Input:
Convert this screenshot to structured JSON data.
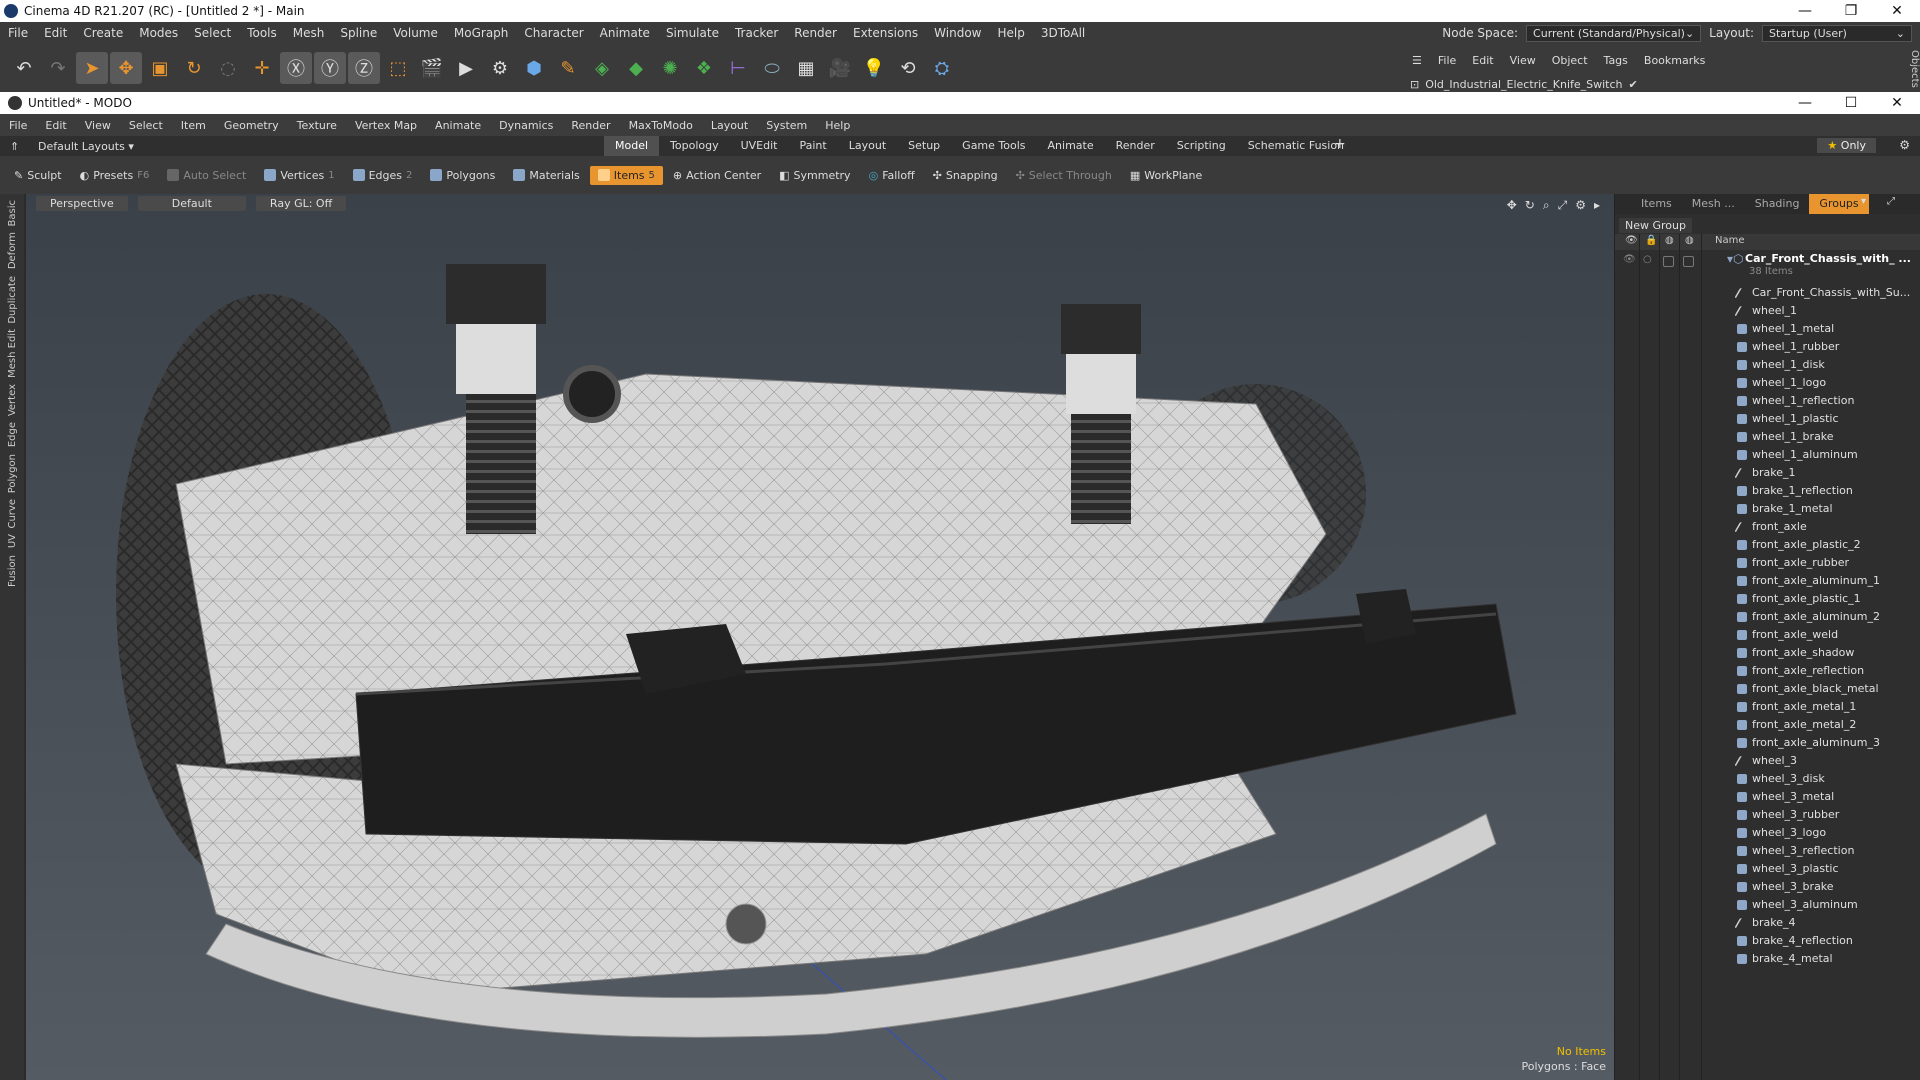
{
  "c4d": {
    "title": "Cinema 4D R21.207 (RC) - [Untitled 2 *] - Main",
    "menu": [
      "File",
      "Edit",
      "Create",
      "Modes",
      "Select",
      "Tools",
      "Mesh",
      "Spline",
      "Volume",
      "MoGraph",
      "Character",
      "Animate",
      "Simulate",
      "Tracker",
      "Render",
      "Extensions",
      "Window",
      "Help",
      "3DToAll"
    ],
    "node_space_label": "Node Space:",
    "node_space_value": "Current (Standard/Physical)",
    "layout_label": "Layout:",
    "layout_value": "Startup (User)",
    "object_menu": [
      "File",
      "Edit",
      "View",
      "Object",
      "Tags",
      "Bookmarks"
    ],
    "object_name": "Old_Industrial_Electric_Knife_Switch",
    "side_label": "Objects"
  },
  "modo": {
    "title": "Untitled* - MODO",
    "menu": [
      "File",
      "Edit",
      "View",
      "Select",
      "Item",
      "Geometry",
      "Texture",
      "Vertex Map",
      "Animate",
      "Dynamics",
      "Render",
      "MaxToModo",
      "Layout",
      "System",
      "Help"
    ],
    "layouts_dropdown": "Default Layouts",
    "tabs": [
      "Model",
      "Topology",
      "UVEdit",
      "Paint",
      "Layout",
      "Setup",
      "Game Tools",
      "Animate",
      "Render",
      "Scripting",
      "Schematic Fusion"
    ],
    "active_tab": "Model",
    "only_label": "Only",
    "toolbar": {
      "sculpt": "Sculpt",
      "presets": "Presets",
      "presets_key": "F6",
      "auto_select": "Auto Select",
      "vertices": "Vertices",
      "vertices_key": "1",
      "edges": "Edges",
      "edges_key": "2",
      "polygons": "Polygons",
      "materials": "Materials",
      "items": "Items",
      "items_key": "5",
      "action_center": "Action Center",
      "symmetry": "Symmetry",
      "falloff": "Falloff",
      "snapping": "Snapping",
      "select_through": "Select Through",
      "workplane": "WorkPlane"
    },
    "left_tabs": [
      "Basic",
      "Deform",
      "Duplicate",
      "Mesh Edit",
      "Vertex",
      "Edge",
      "Polygon",
      "Curve",
      "UV",
      "Fusion"
    ],
    "viewport": {
      "view": "Perspective",
      "shading": "Default",
      "raygl": "Ray GL: Off",
      "status_items": "No Items",
      "status_mode": "Polygons : Face"
    },
    "panel": {
      "tabs": [
        "Items",
        "Mesh ...",
        "Shading",
        "Groups"
      ],
      "active_tab": "Groups",
      "new_group": "New Group",
      "col_name": "Name",
      "group_name": "Car_Front_Chassis_with_ ...",
      "group_count": "38 Items",
      "items": [
        {
          "name": "Car_Front_Chassis_with_Su...",
          "type": "locator"
        },
        {
          "name": "wheel_1",
          "type": "locator"
        },
        {
          "name": "wheel_1_metal",
          "type": "mesh"
        },
        {
          "name": "wheel_1_rubber",
          "type": "mesh"
        },
        {
          "name": "wheel_1_disk",
          "type": "mesh"
        },
        {
          "name": "wheel_1_logo",
          "type": "mesh"
        },
        {
          "name": "wheel_1_reflection",
          "type": "mesh"
        },
        {
          "name": "wheel_1_plastic",
          "type": "mesh"
        },
        {
          "name": "wheel_1_brake",
          "type": "mesh"
        },
        {
          "name": "wheel_1_aluminum",
          "type": "mesh"
        },
        {
          "name": "brake_1",
          "type": "locator"
        },
        {
          "name": "brake_1_reflection",
          "type": "mesh"
        },
        {
          "name": "brake_1_metal",
          "type": "mesh"
        },
        {
          "name": "front_axle",
          "type": "locator"
        },
        {
          "name": "front_axle_plastic_2",
          "type": "mesh"
        },
        {
          "name": "front_axle_rubber",
          "type": "mesh"
        },
        {
          "name": "front_axle_aluminum_1",
          "type": "mesh"
        },
        {
          "name": "front_axle_plastic_1",
          "type": "mesh"
        },
        {
          "name": "front_axle_aluminum_2",
          "type": "mesh"
        },
        {
          "name": "front_axle_weld",
          "type": "mesh"
        },
        {
          "name": "front_axle_shadow",
          "type": "mesh"
        },
        {
          "name": "front_axle_reflection",
          "type": "mesh"
        },
        {
          "name": "front_axle_black_metal",
          "type": "mesh"
        },
        {
          "name": "front_axle_metal_1",
          "type": "mesh"
        },
        {
          "name": "front_axle_metal_2",
          "type": "mesh"
        },
        {
          "name": "front_axle_aluminum_3",
          "type": "mesh"
        },
        {
          "name": "wheel_3",
          "type": "locator"
        },
        {
          "name": "wheel_3_disk",
          "type": "mesh"
        },
        {
          "name": "wheel_3_metal",
          "type": "mesh"
        },
        {
          "name": "wheel_3_rubber",
          "type": "mesh"
        },
        {
          "name": "wheel_3_logo",
          "type": "mesh"
        },
        {
          "name": "wheel_3_reflection",
          "type": "mesh"
        },
        {
          "name": "wheel_3_plastic",
          "type": "mesh"
        },
        {
          "name": "wheel_3_brake",
          "type": "mesh"
        },
        {
          "name": "wheel_3_aluminum",
          "type": "mesh"
        },
        {
          "name": "brake_4",
          "type": "locator"
        },
        {
          "name": "brake_4_reflection",
          "type": "mesh"
        },
        {
          "name": "brake_4_metal",
          "type": "mesh"
        }
      ]
    }
  },
  "colors": {
    "accent": "#e8952f",
    "status_yellow": "#f0c000"
  }
}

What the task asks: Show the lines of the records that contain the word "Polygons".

Exercise output:
      "polygons": "Polygons",
      "status_mode": "Polygons : Face"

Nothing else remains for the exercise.